Instructions for the task: Could you write out the records below exactly as they appear?

::::::::::

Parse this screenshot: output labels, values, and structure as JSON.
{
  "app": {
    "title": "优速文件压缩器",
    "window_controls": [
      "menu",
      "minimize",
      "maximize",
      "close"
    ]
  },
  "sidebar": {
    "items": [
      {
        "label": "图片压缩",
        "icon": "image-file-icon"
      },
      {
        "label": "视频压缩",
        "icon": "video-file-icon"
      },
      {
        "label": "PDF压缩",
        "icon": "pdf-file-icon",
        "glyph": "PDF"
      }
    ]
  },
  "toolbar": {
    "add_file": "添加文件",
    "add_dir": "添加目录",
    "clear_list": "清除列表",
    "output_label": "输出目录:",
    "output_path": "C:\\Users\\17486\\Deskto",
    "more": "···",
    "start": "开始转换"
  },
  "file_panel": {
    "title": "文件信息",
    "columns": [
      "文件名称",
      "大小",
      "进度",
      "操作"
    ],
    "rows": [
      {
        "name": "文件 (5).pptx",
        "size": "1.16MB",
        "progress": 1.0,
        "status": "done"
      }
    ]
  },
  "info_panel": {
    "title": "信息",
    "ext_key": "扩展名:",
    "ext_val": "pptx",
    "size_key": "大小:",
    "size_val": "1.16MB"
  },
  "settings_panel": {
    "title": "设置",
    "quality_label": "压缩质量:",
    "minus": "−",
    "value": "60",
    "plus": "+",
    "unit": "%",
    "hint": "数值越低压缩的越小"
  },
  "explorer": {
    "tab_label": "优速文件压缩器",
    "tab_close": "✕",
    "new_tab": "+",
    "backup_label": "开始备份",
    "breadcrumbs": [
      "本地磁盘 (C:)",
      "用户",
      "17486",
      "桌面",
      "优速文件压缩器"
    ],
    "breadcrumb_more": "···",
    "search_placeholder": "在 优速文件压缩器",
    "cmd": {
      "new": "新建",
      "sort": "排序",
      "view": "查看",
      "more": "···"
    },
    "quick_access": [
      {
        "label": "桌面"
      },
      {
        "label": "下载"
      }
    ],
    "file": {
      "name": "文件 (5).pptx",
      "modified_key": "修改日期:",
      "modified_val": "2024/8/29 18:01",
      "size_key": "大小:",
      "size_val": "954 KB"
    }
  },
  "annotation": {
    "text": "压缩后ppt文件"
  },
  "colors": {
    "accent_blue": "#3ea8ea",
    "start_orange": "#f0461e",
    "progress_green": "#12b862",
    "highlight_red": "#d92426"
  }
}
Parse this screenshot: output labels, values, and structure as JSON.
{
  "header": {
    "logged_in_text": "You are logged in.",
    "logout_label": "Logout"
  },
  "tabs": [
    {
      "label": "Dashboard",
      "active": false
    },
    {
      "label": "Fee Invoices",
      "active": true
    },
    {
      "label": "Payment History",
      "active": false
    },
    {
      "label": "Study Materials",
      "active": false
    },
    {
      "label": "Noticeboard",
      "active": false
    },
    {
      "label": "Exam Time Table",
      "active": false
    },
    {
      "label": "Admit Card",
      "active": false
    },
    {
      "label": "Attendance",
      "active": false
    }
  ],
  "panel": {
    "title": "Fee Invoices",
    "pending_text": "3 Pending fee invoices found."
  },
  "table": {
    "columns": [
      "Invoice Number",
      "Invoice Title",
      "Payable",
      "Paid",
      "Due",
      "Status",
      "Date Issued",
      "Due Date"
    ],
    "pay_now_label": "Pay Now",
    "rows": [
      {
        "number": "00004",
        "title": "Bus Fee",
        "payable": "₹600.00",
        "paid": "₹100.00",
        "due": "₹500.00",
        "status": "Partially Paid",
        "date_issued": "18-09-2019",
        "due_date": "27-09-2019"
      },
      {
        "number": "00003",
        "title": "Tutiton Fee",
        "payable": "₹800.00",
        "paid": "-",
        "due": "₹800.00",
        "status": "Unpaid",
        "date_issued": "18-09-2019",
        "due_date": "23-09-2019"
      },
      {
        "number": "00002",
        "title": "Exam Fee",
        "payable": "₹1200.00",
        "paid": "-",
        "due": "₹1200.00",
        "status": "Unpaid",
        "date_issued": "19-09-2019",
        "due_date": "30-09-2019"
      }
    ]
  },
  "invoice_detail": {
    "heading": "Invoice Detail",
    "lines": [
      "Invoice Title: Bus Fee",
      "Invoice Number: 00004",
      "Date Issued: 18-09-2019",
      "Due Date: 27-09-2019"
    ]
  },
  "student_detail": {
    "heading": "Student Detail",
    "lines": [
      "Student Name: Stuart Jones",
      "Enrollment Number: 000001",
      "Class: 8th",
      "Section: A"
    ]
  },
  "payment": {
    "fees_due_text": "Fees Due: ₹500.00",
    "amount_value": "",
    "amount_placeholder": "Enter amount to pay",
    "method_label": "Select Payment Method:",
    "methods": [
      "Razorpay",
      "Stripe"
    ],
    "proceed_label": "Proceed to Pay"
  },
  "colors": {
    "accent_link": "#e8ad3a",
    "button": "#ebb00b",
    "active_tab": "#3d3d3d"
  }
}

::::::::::

Written response:
Parse this screenshot: output labels, values, and structure as JSON.
{
  "app": {
    "title": "优速文件压缩器",
    "window_controls": [
      "menu",
      "minimize",
      "maximize",
      "close"
    ]
  },
  "sidebar": {
    "items": [
      {
        "label": "图片压缩",
        "icon": "image-file-icon"
      },
      {
        "label": "视频压缩",
        "icon": "video-file-icon"
      },
      {
        "label": "PDF压缩",
        "icon": "pdf-file-icon",
        "glyph": "PDF"
      }
    ]
  },
  "toolbar": {
    "add_file": "添加文件",
    "add_dir": "添加目录",
    "clear_list": "清除列表",
    "output_label": "输出目录:",
    "output_path": "C:\\Users\\17486\\Deskto",
    "more": "···",
    "start": "开始转换"
  },
  "file_panel": {
    "title": "文件信息",
    "columns": [
      "文件名称",
      "大小",
      "进度",
      "操作"
    ],
    "rows": [
      {
        "name": "文件 (5).pptx",
        "size": "1.16MB",
        "progress": 1.0,
        "status": "done"
      }
    ]
  },
  "info_panel": {
    "title": "信息",
    "ext_key": "扩展名:",
    "ext_val": "pptx",
    "size_key": "大小:",
    "size_val": "1.16MB"
  },
  "settings_panel": {
    "title": "设置",
    "quality_label": "压缩质量:",
    "minus": "−",
    "value": "60",
    "plus": "+",
    "unit": "%",
    "hint": "数值越低压缩的越小"
  },
  "explorer": {
    "tab_label": "优速文件压缩器",
    "tab_close": "✕",
    "new_tab": "+",
    "backup_label": "开始备份",
    "breadcrumbs": [
      "本地磁盘 (C:)",
      "用户",
      "17486",
      "桌面",
      "优速文件压缩器"
    ],
    "breadcrumb_more": "···",
    "search_placeholder": "在 优速文件压缩器",
    "cmd": {
      "new": "新建",
      "sort": "排序",
      "view": "查看",
      "more": "···"
    },
    "quick_access": [
      {
        "label": "桌面"
      },
      {
        "label": "下载"
      }
    ],
    "file": {
      "name": "文件 (5).pptx",
      "modified_key": "修改日期:",
      "modified_val": "2024/8/29 18:01",
      "size_key": "大小:",
      "size_val": "954 KB"
    }
  },
  "annotation": {
    "text": "压缩后ppt文件"
  },
  "colors": {
    "accent_blue": "#3ea8ea",
    "start_orange": "#f0461e",
    "progress_green": "#12b862",
    "highlight_red": "#d92426"
  }
}
Parse this screenshot: output labels, values, and structure as JSON.
{
  "header": {
    "logged_in_text": "You are logged in.",
    "logout_label": "Logout"
  },
  "tabs": [
    {
      "label": "Dashboard",
      "active": false
    },
    {
      "label": "Fee Invoices",
      "active": true
    },
    {
      "label": "Payment History",
      "active": false
    },
    {
      "label": "Study Materials",
      "active": false
    },
    {
      "label": "Noticeboard",
      "active": false
    },
    {
      "label": "Exam Time Table",
      "active": false
    },
    {
      "label": "Admit Card",
      "active": false
    },
    {
      "label": "Attendance",
      "active": false
    }
  ],
  "panel": {
    "title": "Fee Invoices",
    "pending_text": "3 Pending fee invoices found."
  },
  "table": {
    "columns": [
      "Invoice Number",
      "Invoice Title",
      "Payable",
      "Paid",
      "Due",
      "Status",
      "Date Issued",
      "Due Date"
    ],
    "pay_now_label": "Pay Now",
    "rows": [
      {
        "number": "00004",
        "title": "Bus Fee",
        "payable": "₹600.00",
        "paid": "₹100.00",
        "due": "₹500.00",
        "status": "Partially Paid",
        "date_issued": "18-09-2019",
        "due_date": "27-09-2019"
      },
      {
        "number": "00003",
        "title": "Tutiton Fee",
        "payable": "₹800.00",
        "paid": "-",
        "due": "₹800.00",
        "status": "Unpaid",
        "date_issued": "18-09-2019",
        "due_date": "23-09-2019"
      },
      {
        "number": "00002",
        "title": "Exam Fee",
        "payable": "₹1200.00",
        "paid": "-",
        "due": "₹1200.00",
        "status": "Unpaid",
        "date_issued": "19-09-2019",
        "due_date": "30-09-2019"
      }
    ]
  },
  "invoice_detail": {
    "heading": "Invoice Detail",
    "lines": [
      "Invoice Title: Bus Fee",
      "Invoice Number: 00004",
      "Date Issued: 18-09-2019",
      "Due Date: 27-09-2019"
    ]
  },
  "student_detail": {
    "heading": "Student Detail",
    "lines": [
      "Student Name: Stuart Jones",
      "Enrollment Number: 000001",
      "Class: 8th",
      "Section: A"
    ]
  },
  "payment": {
    "fees_due_text": "Fees Due: ₹500.00",
    "amount_value": "",
    "amount_placeholder": "Enter amount to pay",
    "method_label": "Select Payment Method:",
    "methods": [
      "Razorpay",
      "Stripe"
    ],
    "proceed_label": "Proceed to Pay"
  },
  "colors": {
    "accent_link": "#e8ad3a",
    "button": "#ebb00b",
    "active_tab": "#3d3d3d"
  }
}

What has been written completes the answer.